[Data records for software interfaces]
- Opening Delimiter -

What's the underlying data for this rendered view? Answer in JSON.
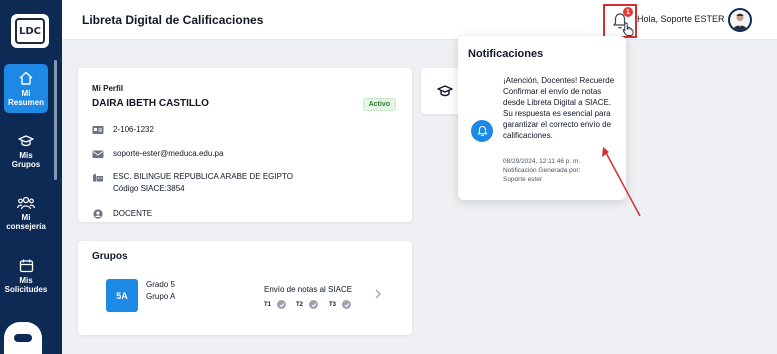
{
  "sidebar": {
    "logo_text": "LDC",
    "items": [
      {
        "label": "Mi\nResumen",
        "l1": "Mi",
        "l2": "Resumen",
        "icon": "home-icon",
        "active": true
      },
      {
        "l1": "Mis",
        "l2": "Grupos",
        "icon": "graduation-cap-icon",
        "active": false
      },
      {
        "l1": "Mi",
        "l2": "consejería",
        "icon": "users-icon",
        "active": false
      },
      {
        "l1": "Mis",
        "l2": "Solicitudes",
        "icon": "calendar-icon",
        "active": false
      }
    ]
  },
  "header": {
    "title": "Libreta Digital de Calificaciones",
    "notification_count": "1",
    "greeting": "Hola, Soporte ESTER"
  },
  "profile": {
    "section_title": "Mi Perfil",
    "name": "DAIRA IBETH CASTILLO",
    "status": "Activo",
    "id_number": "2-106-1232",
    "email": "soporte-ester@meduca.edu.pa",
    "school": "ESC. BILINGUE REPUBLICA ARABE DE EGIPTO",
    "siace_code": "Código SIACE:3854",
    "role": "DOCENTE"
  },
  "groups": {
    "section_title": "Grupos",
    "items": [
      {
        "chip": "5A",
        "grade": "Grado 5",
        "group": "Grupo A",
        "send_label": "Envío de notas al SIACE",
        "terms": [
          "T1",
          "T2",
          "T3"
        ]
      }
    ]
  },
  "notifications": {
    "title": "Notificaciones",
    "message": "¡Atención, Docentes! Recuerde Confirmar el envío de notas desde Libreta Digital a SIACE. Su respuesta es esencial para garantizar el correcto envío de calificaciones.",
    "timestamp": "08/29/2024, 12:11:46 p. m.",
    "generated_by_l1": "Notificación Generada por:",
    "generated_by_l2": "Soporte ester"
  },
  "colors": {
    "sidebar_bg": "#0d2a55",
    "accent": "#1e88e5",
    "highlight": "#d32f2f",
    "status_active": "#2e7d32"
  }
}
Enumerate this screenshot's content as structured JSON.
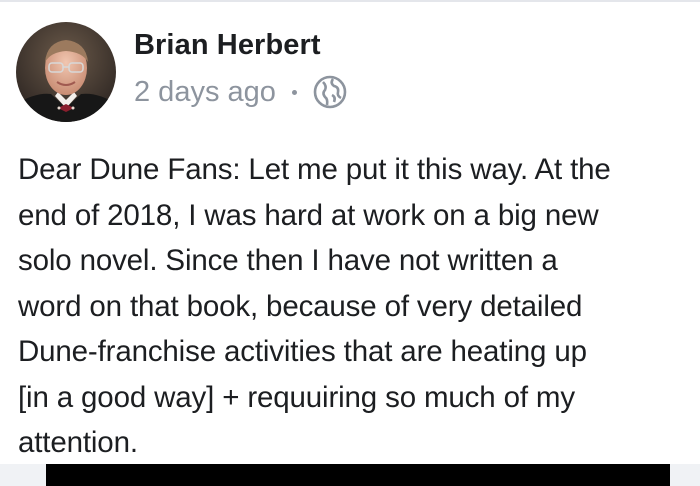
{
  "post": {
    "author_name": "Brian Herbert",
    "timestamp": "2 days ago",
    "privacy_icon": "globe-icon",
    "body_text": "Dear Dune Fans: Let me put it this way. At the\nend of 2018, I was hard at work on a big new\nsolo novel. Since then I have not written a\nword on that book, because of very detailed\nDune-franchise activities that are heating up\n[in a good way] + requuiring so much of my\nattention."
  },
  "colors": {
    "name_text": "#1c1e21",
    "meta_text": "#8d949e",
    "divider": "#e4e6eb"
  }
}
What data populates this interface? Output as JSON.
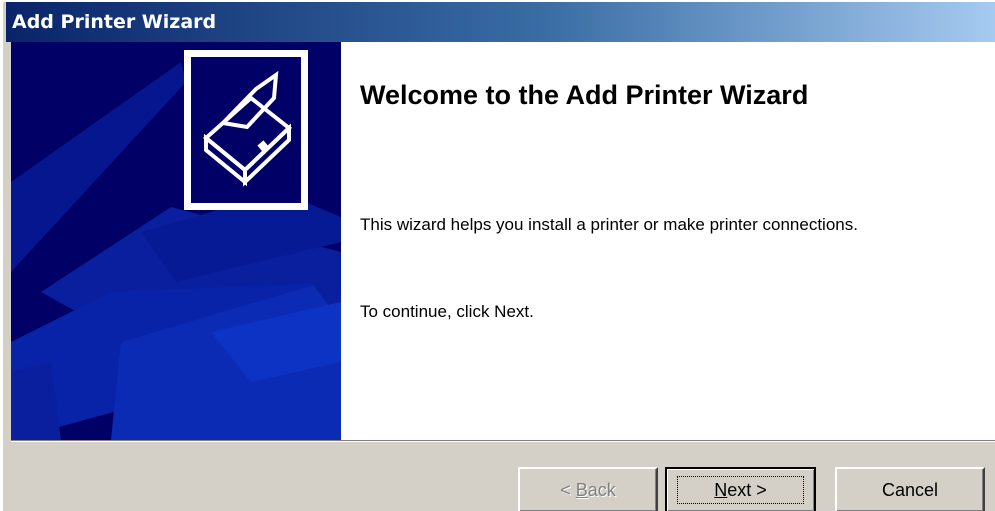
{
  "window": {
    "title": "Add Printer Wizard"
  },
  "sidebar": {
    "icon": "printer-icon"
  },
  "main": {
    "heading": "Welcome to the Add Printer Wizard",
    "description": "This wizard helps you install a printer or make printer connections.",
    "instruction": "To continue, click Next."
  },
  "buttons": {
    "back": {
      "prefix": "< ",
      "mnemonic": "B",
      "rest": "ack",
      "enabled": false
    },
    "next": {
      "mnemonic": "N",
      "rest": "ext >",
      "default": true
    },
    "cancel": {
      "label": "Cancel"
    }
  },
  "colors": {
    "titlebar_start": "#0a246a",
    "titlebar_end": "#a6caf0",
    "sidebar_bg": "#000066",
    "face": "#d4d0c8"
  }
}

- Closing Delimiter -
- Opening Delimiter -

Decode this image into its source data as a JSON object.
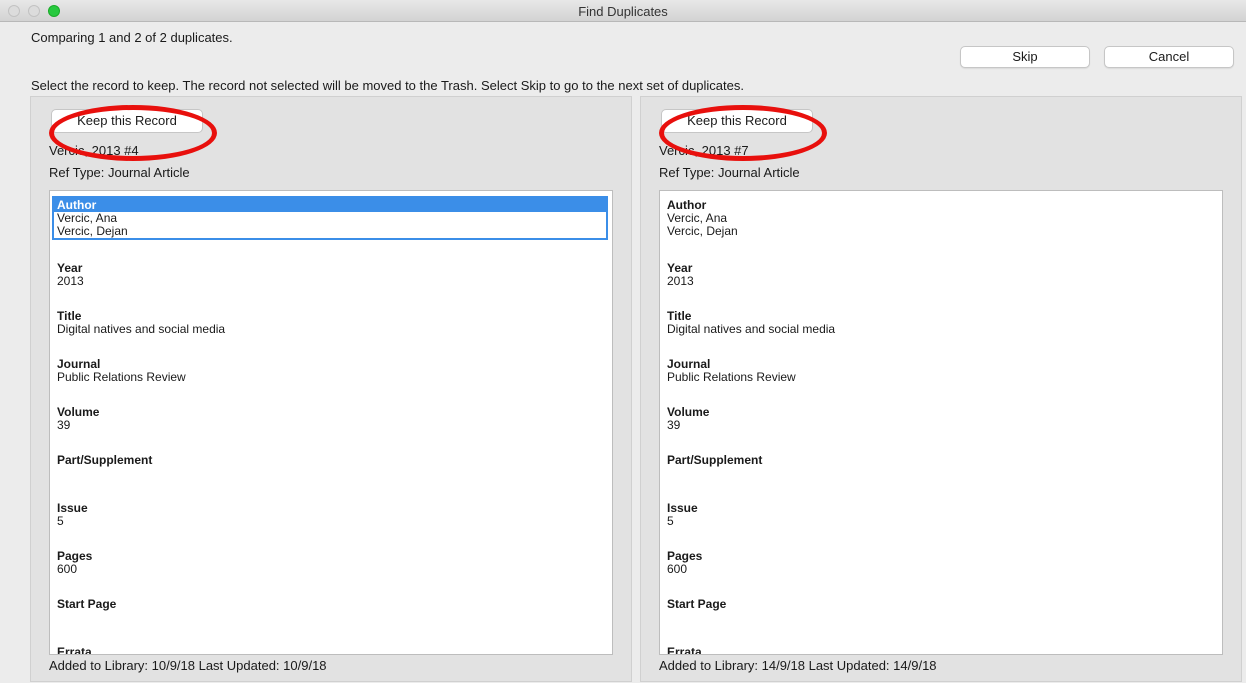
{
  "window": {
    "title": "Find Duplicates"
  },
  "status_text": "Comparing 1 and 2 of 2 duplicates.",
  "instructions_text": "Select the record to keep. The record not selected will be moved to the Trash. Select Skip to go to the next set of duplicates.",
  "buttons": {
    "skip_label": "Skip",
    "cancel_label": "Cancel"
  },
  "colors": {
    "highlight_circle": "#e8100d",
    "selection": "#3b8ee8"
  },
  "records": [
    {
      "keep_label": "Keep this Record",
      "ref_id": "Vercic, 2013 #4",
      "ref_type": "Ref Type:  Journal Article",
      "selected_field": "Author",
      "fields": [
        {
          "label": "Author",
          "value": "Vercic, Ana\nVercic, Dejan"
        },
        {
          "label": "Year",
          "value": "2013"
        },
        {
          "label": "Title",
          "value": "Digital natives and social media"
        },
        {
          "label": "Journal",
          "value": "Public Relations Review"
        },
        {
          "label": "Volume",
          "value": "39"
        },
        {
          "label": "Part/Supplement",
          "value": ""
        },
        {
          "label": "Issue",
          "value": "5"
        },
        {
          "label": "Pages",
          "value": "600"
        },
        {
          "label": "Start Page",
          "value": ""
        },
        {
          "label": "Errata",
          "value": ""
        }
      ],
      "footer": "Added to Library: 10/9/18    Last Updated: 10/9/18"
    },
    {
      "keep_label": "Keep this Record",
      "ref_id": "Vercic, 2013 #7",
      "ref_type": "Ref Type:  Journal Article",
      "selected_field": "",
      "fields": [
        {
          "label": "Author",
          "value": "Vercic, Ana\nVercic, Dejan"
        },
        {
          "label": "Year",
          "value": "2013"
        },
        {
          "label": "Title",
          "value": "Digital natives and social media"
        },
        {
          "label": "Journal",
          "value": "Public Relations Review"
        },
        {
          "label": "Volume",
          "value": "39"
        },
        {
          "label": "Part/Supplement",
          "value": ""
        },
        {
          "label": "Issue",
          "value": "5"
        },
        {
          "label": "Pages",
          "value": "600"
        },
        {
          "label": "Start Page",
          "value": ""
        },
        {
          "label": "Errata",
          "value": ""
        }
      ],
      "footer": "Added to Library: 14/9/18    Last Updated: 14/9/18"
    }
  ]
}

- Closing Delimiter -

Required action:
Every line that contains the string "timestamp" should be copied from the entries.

Written reply:
    "timestamp": "08/29/2024, 12:11:46 p. m.",
    "timestamp": "2 days ago",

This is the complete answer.